Today we priced fencing for the garden and to protect the fruit trees from the deer. (While in town at the local equity I found a pair of good leather work gloves that should serve me well for a long time.) Managed to find what we were looking for, more of a netting than a fence, for $20 for a 7' by 110' roll. Should serve the purpose as it won't be permanent, just something to put up until fall, then we can roll it up until the next year. Right now we just have a dwarf apple and pear, but will be planting more soon. Last year when we moved back here they were loaded with least until the deer realized they were there. By the time they got done, there was one pear left. The only reason it was left hanging is that it was high at the top where the deer couldn't reach.

Tuesday, April 24, 2007

greens in the ground & ducks running round

Coop (my hubby) got the garden space looking so nice. Tonight I planted 7 rows of greens and radishes to start with. The tomato and pepper plants I started from seed are doing well and growing hearty. They have about a month to go before planting. I have enough going I will likely have to sell if not give the extras away. I've started three organic varieties; Beefsteak, Brandywine and San Marzano plum style for sauces and salsas.

Now that the weather has warmed and Spring has really sprung, I am getting so anxious for fresh veggies. I could practically live off tomatoes in the summer time. Yum! Not to mention summer squash, green beans, etc. Looking forward to a productive garden and lots of canned goods to put away for the winter.

The ducks (from left to right, Bruce Almighty, Thelma and Louise) are so much fun now that they are free ranging. We'll direct them to the creek tomorrow so they know where the fun is. These three are Muscovy ducks from South America. They're totally unrelated to the North American ducks and different in many ways. They fly, which is what gives them their meaty large breasts, they have talons and can climb fences and perch. They love to perch. They have the weird red flesh around their faces, especially prominent in the males.

When we got them we kept them penned for a couple weeks. We just used an old dog house for their shelter and fenced in a small pen around that. Since they can fly and climb, it was necessary to put some netting of some sort over the top of their pen. We just used some old plastic snow fencing we had on hand and that worked great. We tarped one end so they would have a shady place to sit and added a roost for them by running a narrow board through the holes of two cement blocks, one on each end. They were hesitant to leave their space the first day we opened the gate. Finally Coop shooed them out. They require little if any feed when free ranging because they will eat plants, bugs, etc. Which reminds me, we better get that fencing for the garden by the time to greens come up!

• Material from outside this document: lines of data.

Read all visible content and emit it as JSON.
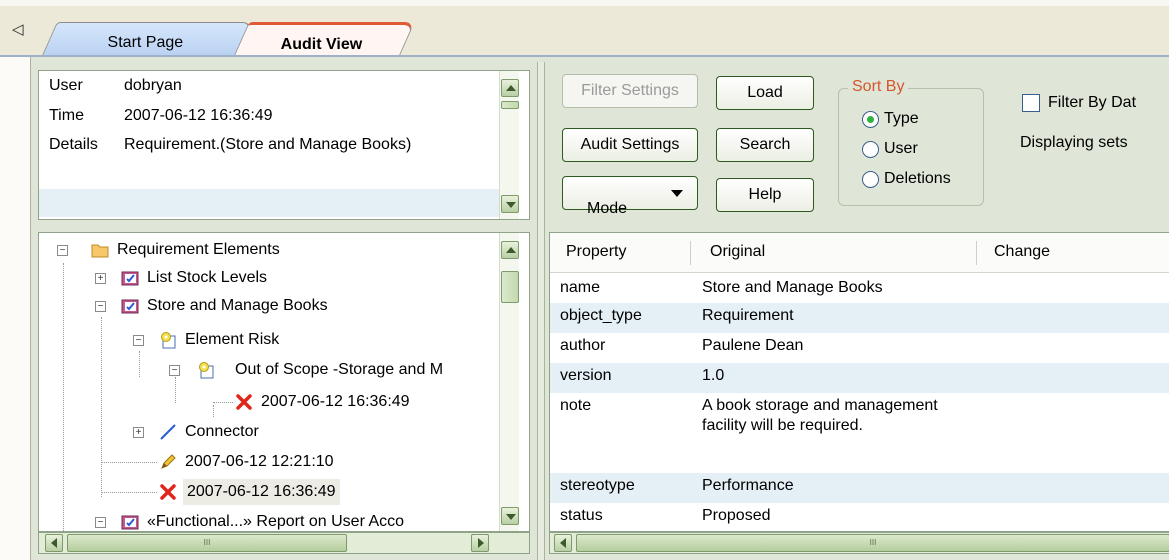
{
  "tabs": {
    "left_arrow": "◁",
    "items": [
      {
        "label": "Start Page",
        "active": false
      },
      {
        "label": "Audit View",
        "active": true
      }
    ]
  },
  "details": {
    "rows": [
      {
        "label": "User",
        "value": "dobryan"
      },
      {
        "label": "Time",
        "value": "2007-06-12 16:36:49"
      },
      {
        "label": "Details",
        "value": "Requirement.(Store and Manage Books)"
      }
    ]
  },
  "tree": {
    "nodes": [
      {
        "label": "Requirement Elements",
        "icon": "folder-icon",
        "expander": "−"
      },
      {
        "label": "List Stock Levels",
        "icon": "requirement-icon",
        "expander": "+"
      },
      {
        "label": "Store and Manage Books",
        "icon": "requirement-icon",
        "expander": "−"
      },
      {
        "label": "Element Risk",
        "icon": "risk-icon",
        "expander": "−"
      },
      {
        "label": "Out of Scope -Storage and M",
        "icon": "risk-icon",
        "expander": "−"
      },
      {
        "label": "2007-06-12 16:36:49",
        "icon": "delete-x-icon",
        "expander": ""
      },
      {
        "label": "Connector",
        "icon": "connector-icon",
        "expander": "+"
      },
      {
        "label": "2007-06-12 12:21:10",
        "icon": "pencil-icon",
        "expander": ""
      },
      {
        "label": "2007-06-12 16:36:49",
        "icon": "delete-x-icon",
        "expander": ""
      },
      {
        "label": "«Functional...» Report on User Acco",
        "icon": "requirement-icon",
        "expander": "−"
      }
    ]
  },
  "toolbar": {
    "filter_settings": "Filter Settings",
    "audit_settings": "Audit Settings",
    "mode": "Mode",
    "load": "Load",
    "search": "Search",
    "help": "Help",
    "filter_by_date": "Filter By Dat",
    "displaying_sets": "Displaying sets"
  },
  "sort_by": {
    "title": "Sort By",
    "options": [
      {
        "label": "Type",
        "selected": true
      },
      {
        "label": "User",
        "selected": false
      },
      {
        "label": "Deletions",
        "selected": false
      }
    ]
  },
  "grid": {
    "columns": [
      "Property",
      "Original",
      "Change"
    ],
    "rows": [
      {
        "property": "name",
        "original": "Store and Manage Books",
        "change": ""
      },
      {
        "property": "object_type",
        "original": "Requirement",
        "change": ""
      },
      {
        "property": "author",
        "original": "Paulene Dean",
        "change": ""
      },
      {
        "property": "version",
        "original": "1.0",
        "change": ""
      },
      {
        "property": "note",
        "original": "A book storage and management facility will be required.",
        "change": ""
      },
      {
        "property": "stereotype",
        "original": "Performance",
        "change": ""
      },
      {
        "property": "status",
        "original": "Proposed",
        "change": ""
      }
    ]
  },
  "scroll": {
    "thumb_grip": "III"
  }
}
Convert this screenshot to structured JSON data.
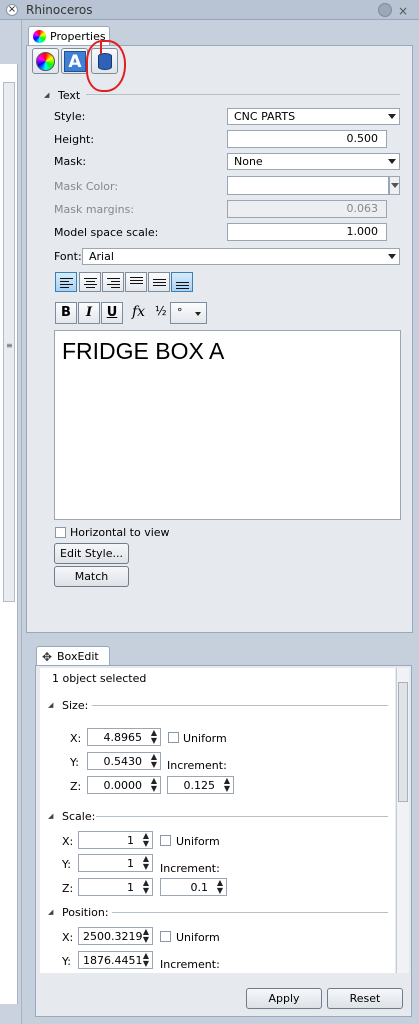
{
  "window": {
    "title": "Rhinoceros",
    "close_icon": "close-icon"
  },
  "properties": {
    "tab_label": "Properties",
    "toolbar": [
      "color-wheel-icon",
      "text-properties-icon",
      "database-icon"
    ],
    "text_group": "Text",
    "style": {
      "label": "Style:",
      "value": "CNC PARTS"
    },
    "height": {
      "label": "Height:",
      "value": "0.500"
    },
    "mask": {
      "label": "Mask:",
      "value": "None"
    },
    "mask_color": {
      "label": "Mask Color:",
      "value": ""
    },
    "mask_margins": {
      "label": "Mask margins:",
      "value": "0.063"
    },
    "model_space_scale": {
      "label": "Model space scale:",
      "value": "1.000"
    },
    "font": {
      "label": "Font:",
      "value": "Arial"
    },
    "format": {
      "bold": "B",
      "italic": "I",
      "underline": "U",
      "fx": "fx",
      "fraction": "½",
      "degree": "°"
    },
    "text_content": "FRIDGE BOX A",
    "horizontal_to_view": "Horizontal to view",
    "edit_style_button": "Edit Style...",
    "match_button": "Match"
  },
  "boxedit": {
    "tab_label": "BoxEdit",
    "selection": "1 object selected",
    "size": {
      "title": "Size:",
      "x": "4.8965",
      "y": "0.5430",
      "z": "0.0000",
      "uniform": "Uniform",
      "increment_label": "Increment:",
      "increment": "0.125"
    },
    "scale": {
      "title": "Scale:",
      "x": "1",
      "y": "1",
      "z": "1",
      "uniform": "Uniform",
      "increment_label": "Increment:",
      "increment": "0.1"
    },
    "position": {
      "title": "Position:",
      "x": "2500.3219",
      "y": "1876.4451",
      "uniform": "Uniform",
      "increment_label": "Increment:"
    },
    "labels": {
      "x": "X:",
      "y": "Y:",
      "z": "Z:"
    },
    "apply_button": "Apply",
    "reset_button": "Reset"
  }
}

We decided on this breed (and got them free, love that freecycle!) because they are virtually maintenance free, smart and supposed to be the best ducks for eating you can find. Ok, so I'm not going to eat these three, but when the hens start laying we do plan on raising a few for the table freezer. They are very low in fat and have a lot of white meat. I've read that they taste like veal, so we shall see.